What the Brontës Made
The first thing we see, on entering the gallery, is a glass case containing one of Charlotte Brontë’s dresses and a pair of her shoes, objects that make us acutely aware—more effectively than any description or photograph of these items could—of how diminutive (by modern standards) this strong and resilient woman was. Tiny books and magazines, including a copy of a satirical play about the art of writing, The Poetaster, that Charlotte wrote when she was fourteen, offer a view of the way in which the Brontë children saw writing as an imaginative game; to them, these miniature, handmade volumes—meticulously printed, and in some cases illustrated with watercolors—were, essentially, toys. Included also is the manuscript of a poem that Emily Brontë wrote when she was nineteen, a work of three hundred words, divided in forty-six lines, on a page that is only ten centimeters tall.

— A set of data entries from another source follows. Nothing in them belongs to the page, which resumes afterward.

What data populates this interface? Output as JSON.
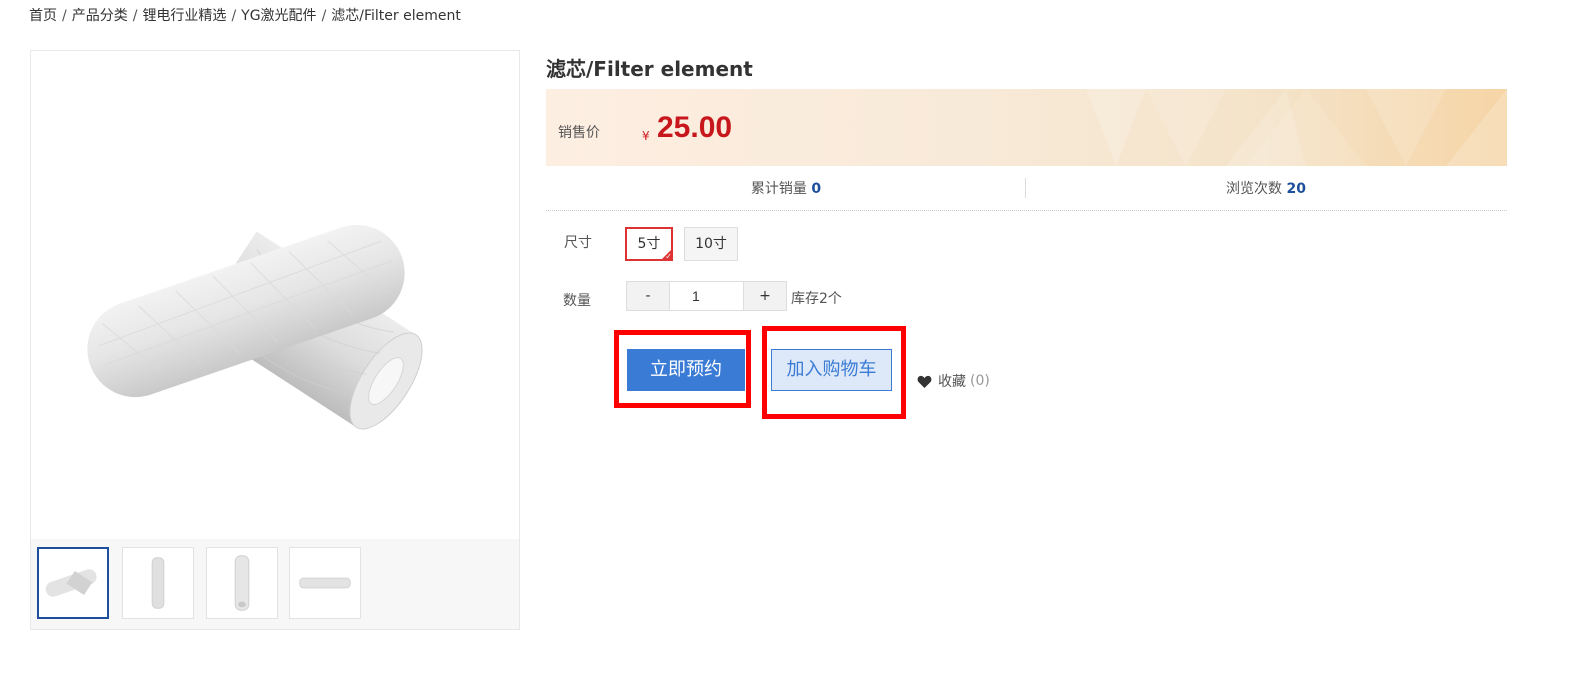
{
  "breadcrumb": [
    "首页",
    "产品分类",
    "锂电行业精选",
    "YG激光配件",
    "滤芯/Filter element"
  ],
  "breadcrumb_separator": "/",
  "product": {
    "title": "滤芯/Filter element",
    "price_label": "销售价",
    "currency": "¥",
    "price": "25.00",
    "sales_label": "累计销量",
    "sales": "0",
    "views_label": "浏览次数",
    "views": "20"
  },
  "spec": {
    "label": "尺寸",
    "options": [
      "5寸",
      "10寸"
    ],
    "selected": "5寸"
  },
  "quantity": {
    "label": "数量",
    "minus": "-",
    "value": "1",
    "plus": "+",
    "stock_text": "库存2个"
  },
  "actions": {
    "reserve": "立即预约",
    "add_to_cart": "加入购物车",
    "favorite_label": "收藏",
    "favorite_count": "(0)"
  },
  "colors": {
    "price": "#c8161d",
    "accent_blue": "#3a7bd5",
    "stat_value": "#1e4f9c",
    "highlight": "#ff0000"
  },
  "icons": [
    "heart-icon",
    "check-icon"
  ]
}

Curated by Christine Nelson, the exhibition reinforces our notions of Charlotte Brontë’s daring, ambition, and courage, and of the tragic circumstances over which she prevailed. In one letter, Charlotte describes the 1848 visit to London during which she and her sisters Emily and Anne revealed to her publishers that the novels they had submitted under male pseudonyms (Currer, Acton and Ellis Bell) had in fact been written by women (“Mystery is irksome, and I was glad to shake it off”). The publisher was initially surprised, but nevertheless decided to show the sisters around London, introducing them not as authors but as his “country cousins” the Misses Brown. In another, bordered in black, Charlotte mourns her brother’s death.
Taken from the frontispiece Elizabeth Gaskell’s The Life of Charlotte Brontë, a brooding, romantic engraving of Haworth Parsonage, where the Brontës grew up, positions the family home between a cemetery in the foreground and the dark moors in the distance. A famous group portrait by Branwell Brontë, done when he was fourteen, portrays his three rather pretty sisters looking fully as serious—and as haunted—as we imagine them to be. The painting is all the more haunted when one realizes that Branwell painted himself out of it. Early editions of the novels that the three sisters wrote, Charlotte’s marriage certificate (at the age of thirty-seven, she wed Arthur Bell Nicholls, her father’s curate) and her last will and testament provide an illuminating overview and a moving visual mini-biography of this extraordinary artist.
“Charlotte Brontë: An Independent Will” is on view at New York’s Morgan Library through January 2, 2017.